The special rhizotrons, which can be seen in the exhibition The Intelligence of Plants, were also equipped with a grid of several hundred holes in the transparent disc on the back. This perforated plate enables – in addition to the imaging representation of the root system – the removal of small amounts of soil both in the immediate vicinity of roots and in the root-free soil. Liquid can also be taken from the soil or substances can be introduced near roots via this hole system. All this makes it possible to study the nutrient and water uptake of roots at different soil depths as well as the effect of plant roots on the soil and its biological activity.

Plastic, electronics
40 x 30 cm2
On loan from: IBG-2, Forschungszentrum Jülich, own creation

Besides light, plants also need water. The so-called Gießbert determines the measured value “moisture of the soil” and only adds water when the soil shows signs of drying out. This precise and local measurement of the soil provides insights into the water uptake of plant roots and how this changes and adapts under different environmental conditions. As the irrigation is fully automated and can be connected to a sensor network, the Gießbert not only helps to collect scientific data, but also enables autonomous and very precise plant supply.

Plant rack
Wood, metal
189 x 140 x 56 cm
On loan from: IBG-2, Forschungszentrum Jülich, own creation

Für die Vermessung der Pflanzen, die sogenannte Phänotypisierung, müssen die Pflanzen angezogen und unter individuellen Bedingungen kultiviert werden. Vielfach wird über die Lichtquelle auf das Wachstum Einfluss genommen – über die Lichtfarbe oder -Intensität (rotes Abendlicht oder grelles Mittagslicht) oder über die Nähe zur Lichtquelle. Dies beeinflusst das Wachstum und die Vitalität der Pflanzen, auch indirekt über ihre Temperatur. In der Ausstellung werden aktuell beforschte Nutzpflanzenarten präsentiert, bei denen untersucht wird, wie sie sich mit ihren spezifischen Eigenschaften noch besser für den Klimawandel oder das zunehmende Bevölkerungswachstum eignen könnten. Erbse, Bohne und Winterweizen werden vor allem als Nahrungsmittel genutzt. Miscanthus spielt bei der Entwicklung von innovativen Produkten für die Baustoffindustrie oder als Plastikersatz eine wichtige Rolle. Moderne Weizensorten haben teilweise einen Verlust an ursprünglichen Eigenschaften, die heute wieder wichtig wären. Alte Sorten wie Emmer könnten helfen, wieder mit weniger Nährstoffen wie Nitrat optimale Erträge zu liefern und widerstandsfähiger zu werden.

Development from wild emmer to modern wheat varieties
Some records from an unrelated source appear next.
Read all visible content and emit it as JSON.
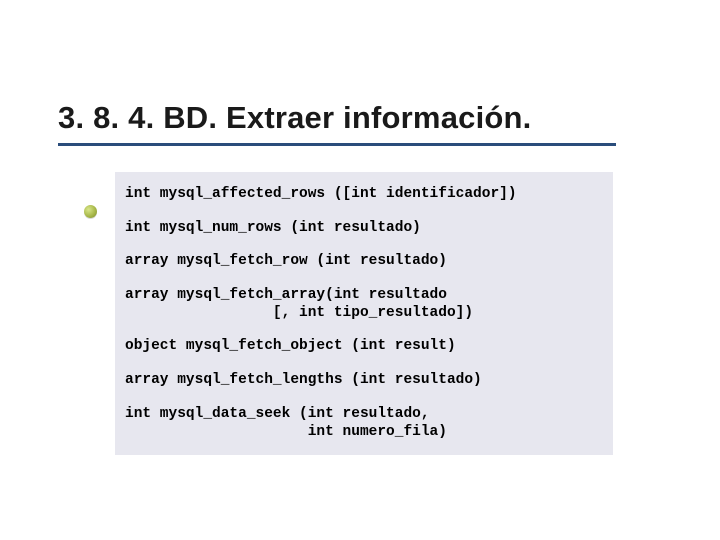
{
  "title": "3. 8. 4. BD. Extraer información.",
  "code": {
    "lines": [
      "int mysql_affected_rows ([int identificador])",
      "int mysql_num_rows (int resultado)",
      "array mysql_fetch_row (int resultado)",
      "array mysql_fetch_array(int resultado\n                 [, int tipo_resultado])",
      "object mysql_fetch_object (int result)",
      "array mysql_fetch_lengths (int resultado)",
      "int mysql_data_seek (int resultado,\n                     int numero_fila)"
    ]
  }
}
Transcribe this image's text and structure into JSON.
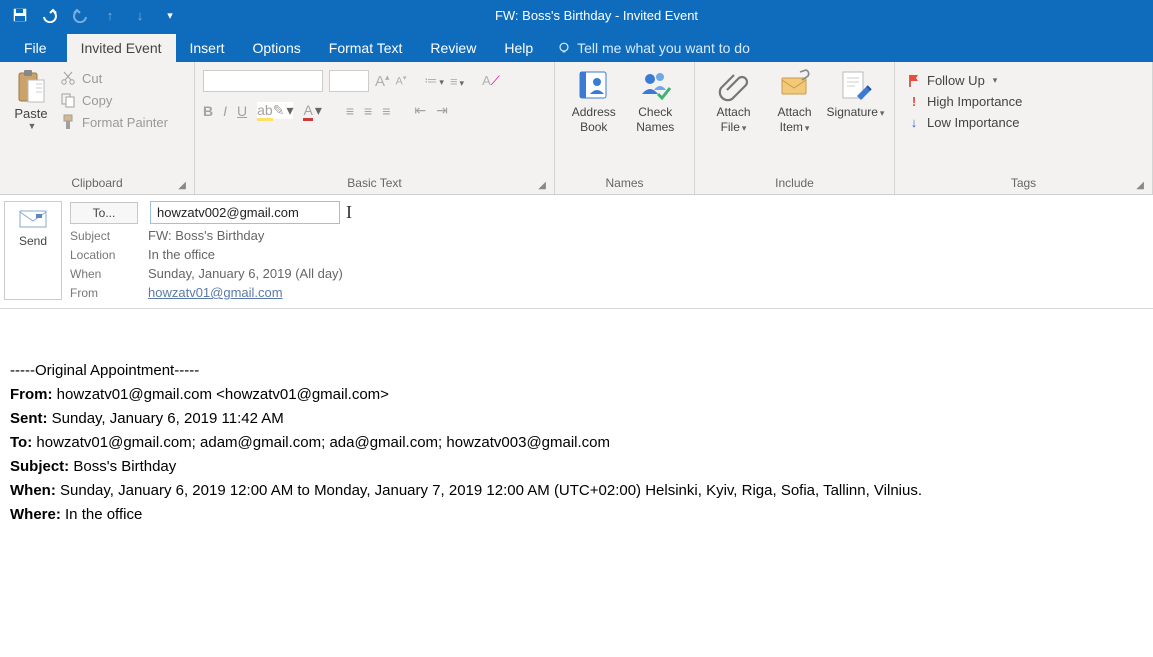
{
  "title": "FW: Boss's Birthday  -  Invited Event",
  "tabs": {
    "file": "File",
    "invited": "Invited Event",
    "insert": "Insert",
    "options": "Options",
    "format": "Format Text",
    "review": "Review",
    "help": "Help",
    "tellme": "Tell me what you want to do"
  },
  "ribbon": {
    "clipboard": {
      "paste": "Paste",
      "cut": "Cut",
      "copy": "Copy",
      "painter": "Format Painter",
      "group_label": "Clipboard"
    },
    "basic_text": {
      "group_label": "Basic Text"
    },
    "names": {
      "address_book": "Address Book",
      "check_names": "Check Names",
      "group_label": "Names"
    },
    "include": {
      "attach_file": "Attach File",
      "attach_item": "Attach Item",
      "signature": "Signature",
      "group_label": "Include"
    },
    "tags": {
      "follow_up": "Follow Up",
      "high": "High Importance",
      "low": "Low Importance",
      "group_label": "Tags"
    }
  },
  "header": {
    "send": "Send",
    "to_label": "To...",
    "to_value": "howzatv002@gmail.com",
    "subject_label": "Subject",
    "subject_value": "FW: Boss's Birthday",
    "location_label": "Location",
    "location_value": "In the office",
    "when_label": "When",
    "when_value": "Sunday, January 6, 2019 (All day)",
    "from_label": "From",
    "from_value": "howzatv01@gmail.com"
  },
  "body": {
    "divider": "-----Original Appointment-----",
    "from_label": "From:",
    "from_value": "howzatv01@gmail.com <howzatv01@gmail.com>",
    "sent_label": "Sent:",
    "sent_value": "Sunday, January 6, 2019 11:42 AM",
    "to_label": "To:",
    "to_value": "howzatv01@gmail.com; adam@gmail.com; ada@gmail.com; howzatv003@gmail.com",
    "subject_label": "Subject:",
    "subject_value": "Boss's Birthday",
    "when_label": "When:",
    "when_value": "Sunday, January 6, 2019 12:00 AM to Monday, January 7, 2019 12:00 AM (UTC+02:00) Helsinki, Kyiv, Riga, Sofia, Tallinn, Vilnius.",
    "where_label": "Where:",
    "where_value": "In the office"
  }
}
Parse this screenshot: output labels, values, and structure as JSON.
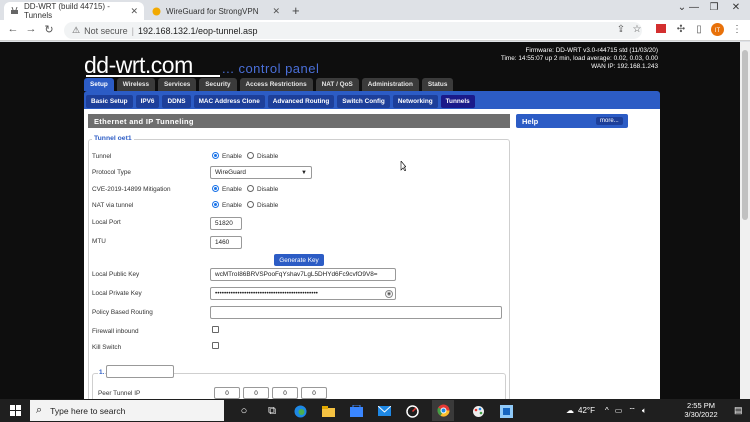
{
  "browser": {
    "tabs": [
      {
        "title": "DD-WRT (build 44715) - Tunnels",
        "active": true
      },
      {
        "title": "WireGuard for StrongVPN",
        "active": false
      }
    ],
    "new_tab": "+",
    "not_secure": "Not secure",
    "url": "192.168.132.1/eop-tunnel.asp",
    "profile_initial": "IT",
    "window_controls": {
      "minimize": "—",
      "maximize": "❐",
      "close": "✕"
    }
  },
  "header": {
    "logo": "dd-wrt.com",
    "tagline": "... control panel",
    "firmware": "Firmware: DD-WRT v3.0-r44715 std (11/03/20)",
    "time": "Time: 14:55:07 up 2 min, load average: 0.02, 0.03, 0.00",
    "wan_ip": "WAN IP: 192.168.1.243"
  },
  "top_nav": [
    {
      "label": "Setup",
      "active": true
    },
    {
      "label": "Wireless"
    },
    {
      "label": "Services"
    },
    {
      "label": "Security"
    },
    {
      "label": "Access Restrictions"
    },
    {
      "label": "NAT / QoS"
    },
    {
      "label": "Administration"
    },
    {
      "label": "Status"
    }
  ],
  "sub_nav": [
    {
      "label": "Basic Setup"
    },
    {
      "label": "IPV6"
    },
    {
      "label": "DDNS"
    },
    {
      "label": "MAC Address Clone"
    },
    {
      "label": "Advanced Routing"
    },
    {
      "label": "Switch Config"
    },
    {
      "label": "Networking"
    },
    {
      "label": "Tunnels",
      "active": true
    }
  ],
  "main": {
    "section_title": "Ethernet and IP Tunneling",
    "legend": "Tunnel oet1",
    "fields": {
      "tunnel": {
        "label": "Tunnel",
        "enable": "Enable",
        "disable": "Disable",
        "selected": "Enable"
      },
      "protocol": {
        "label": "Protocol Type",
        "value": "WireGuard"
      },
      "cve": {
        "label": "CVE-2019-14899 Mitigation",
        "enable": "Enable",
        "disable": "Disable",
        "selected": "Enable"
      },
      "nat": {
        "label": "NAT via tunnel",
        "enable": "Enable",
        "disable": "Disable",
        "selected": "Enable"
      },
      "local_port": {
        "label": "Local Port",
        "value": "51820"
      },
      "mtu": {
        "label": "MTU",
        "value": "1460"
      },
      "generate_key": "Generate Key",
      "public_key": {
        "label": "Local Public Key",
        "value": "wcMTroI86BRVSPooFqYshav7LgL5DHYd6Fc9cvfO9V8="
      },
      "private_key": {
        "label": "Local Private Key",
        "value": "••••••••••••••••••••••••••••••••••••••••••••••"
      },
      "policy_routing": {
        "label": "Policy Based Routing",
        "value": ""
      },
      "firewall_inbound": {
        "label": "Firewall inbound",
        "checked": false
      },
      "kill_switch": {
        "label": "Kill Switch",
        "checked": false
      }
    },
    "peer": {
      "number": "1.",
      "name_value": "",
      "peer_tunnel_ip_label": "Peer Tunnel IP",
      "ip_octets": [
        "0",
        "0",
        "0",
        "0"
      ]
    }
  },
  "help": {
    "title": "Help",
    "more": "more..."
  },
  "taskbar": {
    "search_placeholder": "Type here to search",
    "weather": "42°F",
    "time": "2:55 PM",
    "date": "3/30/2022"
  },
  "colors": {
    "nav_blue": "#2c5cc5",
    "section_gray": "#6e6e6e",
    "page_bg": "#0e0e0e"
  }
}
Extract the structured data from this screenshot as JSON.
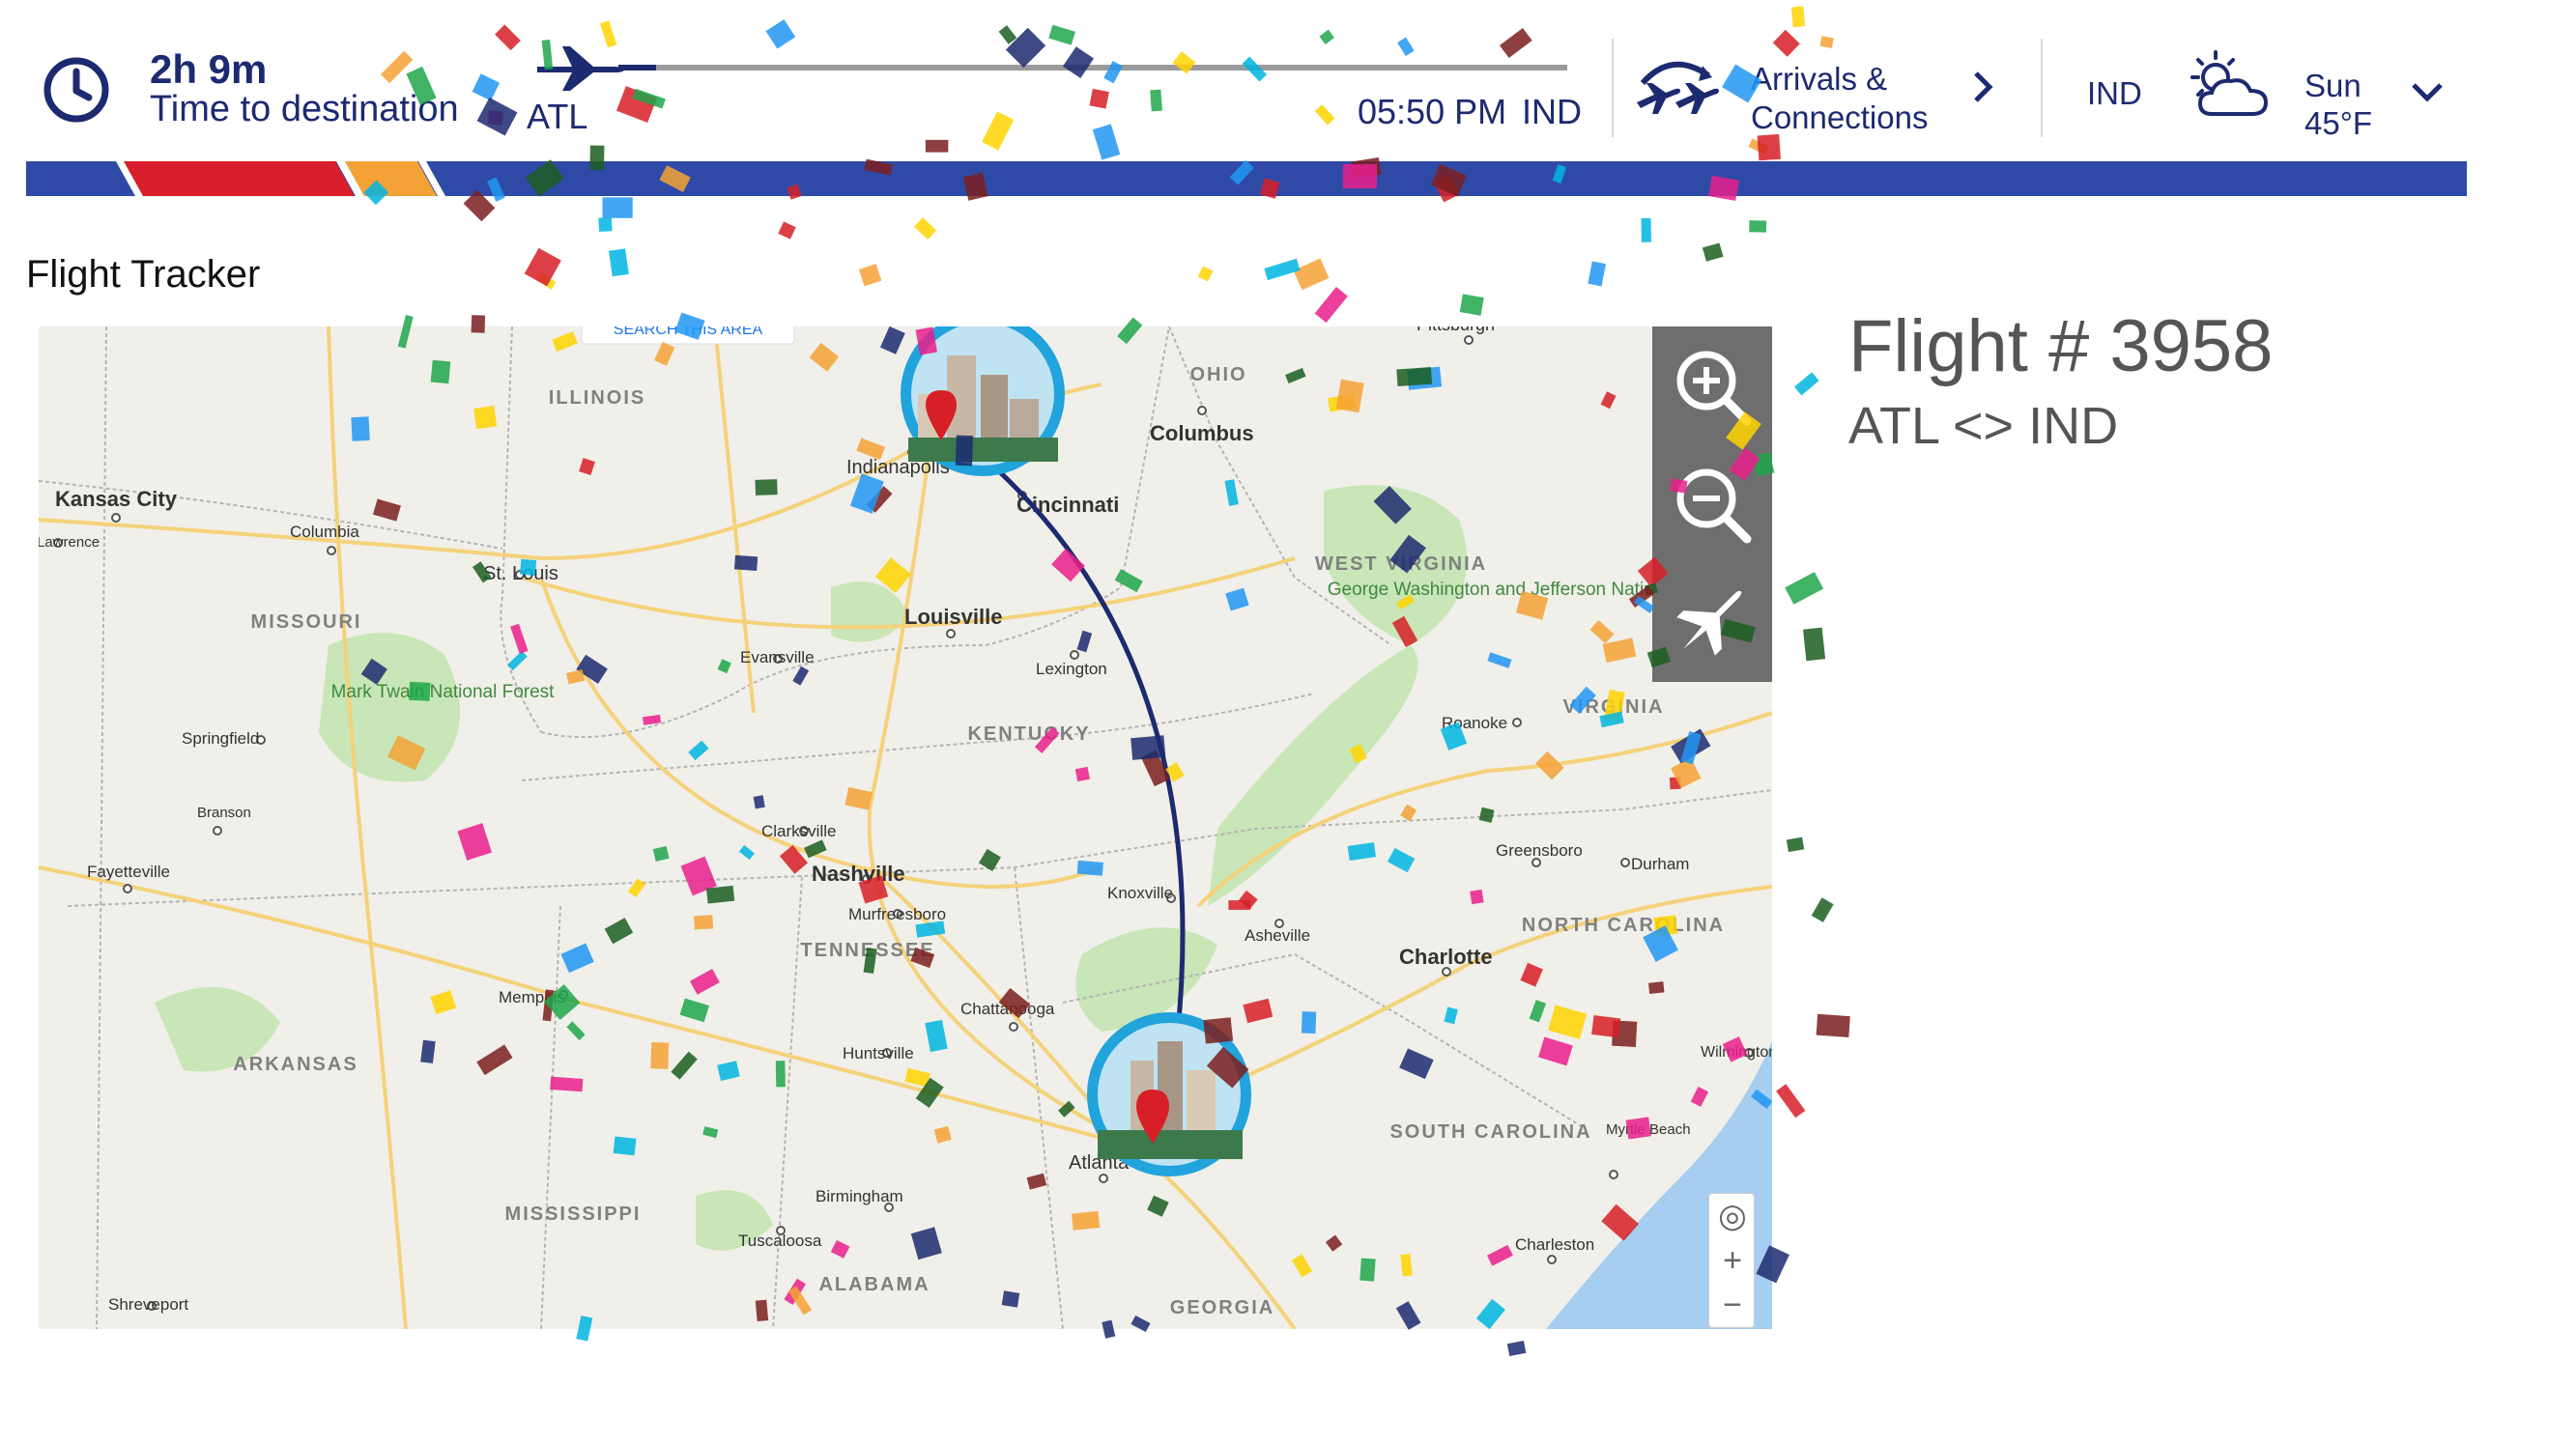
{
  "header": {
    "time_remaining": "2h 9m",
    "time_label": "Time to destination",
    "origin": "ATL",
    "arrival_time": "05:50 PM",
    "destination": "IND",
    "progress_fraction": 0.04,
    "arrivals_label": "Arrivals & Connections",
    "weather": {
      "airport": "IND",
      "day": "Sun",
      "temp": "45°F",
      "icon": "partly-cloudy-icon"
    }
  },
  "colors": {
    "navy": "#1c2a70",
    "stripe_blue": "#2f4aa6",
    "stripe_red": "#d91f2b",
    "stripe_orange": "#f4a235",
    "pin_red": "#d61f26",
    "city_ring": "#21a3dc"
  },
  "page": {
    "section_title": "Flight Tracker"
  },
  "flight": {
    "number": "Flight # 3958",
    "route": "ATL <> IND"
  },
  "map": {
    "search_area_label": "SEARCH THIS AREA",
    "states": [
      "ILLINOIS",
      "OHIO",
      "MISSOURI",
      "KENTUCKY",
      "WEST VIRGINIA",
      "VIRGINIA",
      "TENNESSEE",
      "NORTH CAROLINA",
      "ARKANSAS",
      "SOUTH CAROLINA",
      "MISSISSIPPI",
      "ALABAMA",
      "GEORGIA"
    ],
    "cities": [
      "Kansas City",
      "Columbia",
      "St. Louis",
      "Springfield",
      "Indianapolis",
      "Columbus",
      "Cincinnati",
      "Louisville",
      "Lexington",
      "Evansville",
      "Nashville",
      "Murfreesboro",
      "Clarksville",
      "Knoxville",
      "Asheville",
      "Charlotte",
      "Greensboro",
      "Durham",
      "Roanoke",
      "Chattanooga",
      "Huntsville",
      "Birmingham",
      "Atlanta",
      "Memphis",
      "Tuscaloosa",
      "Shreveport",
      "Fayetteville",
      "Branson",
      "Charleston",
      "Myrtle Beach",
      "Wilmington",
      "Pittsburgh",
      "Lawrence"
    ],
    "features": [
      "Mark Twain National Forest",
      "George Washington and Jefferson National Forest"
    ],
    "controls": {
      "zoom_in": "zoom-in-icon",
      "zoom_out": "zoom-out-icon",
      "recenter": "plane-icon",
      "plus": "+",
      "minus": "−"
    }
  }
}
Wheat domestication took place about 12,000 years ago in the Fertile Crescent in the north of the Arabian Peninsula. The wild emmer was the original form from which the first domesticated (=transformed into a cultivated variety) wheat emerged. Around 2000 years after this event, the migrations of peoples and the spread of agriculture caused emmer cultivation to spread to Europe. In the course of time, modern wheat varieties developed from emmer, such as durum wheat (used for pasta, noodles) and soft wheat (used e.g. for bread). Modern wheat differs from wild emmer, for example, in larger seeds or more upright growth and shorter seed dormancy. However, the process of domestication has led to a loss of genetic diversity. Modern varieties produce high yields if sufficient fertiliser (especially nitrate) is available. Problem: Nitrate is soluble in soil water and the nitrate that is not immediately taken up by the plants is washed into the groundwater with the rain. To reduce groundwater contamination, fertiliser levels must be reduced. This is where old varieties like emmer come into play, which cope well with less fertiliser. By crossing emmer into modern varieties, new varieties can be bred that deliver optimal yields with less nitrate and are also more resistant. Properties of the roots that are responsible for fertiliser uptake can also be incorporated. This is made possible by modern methods (such as rhizotrons), with which root growth can be observed and measured non-destructively.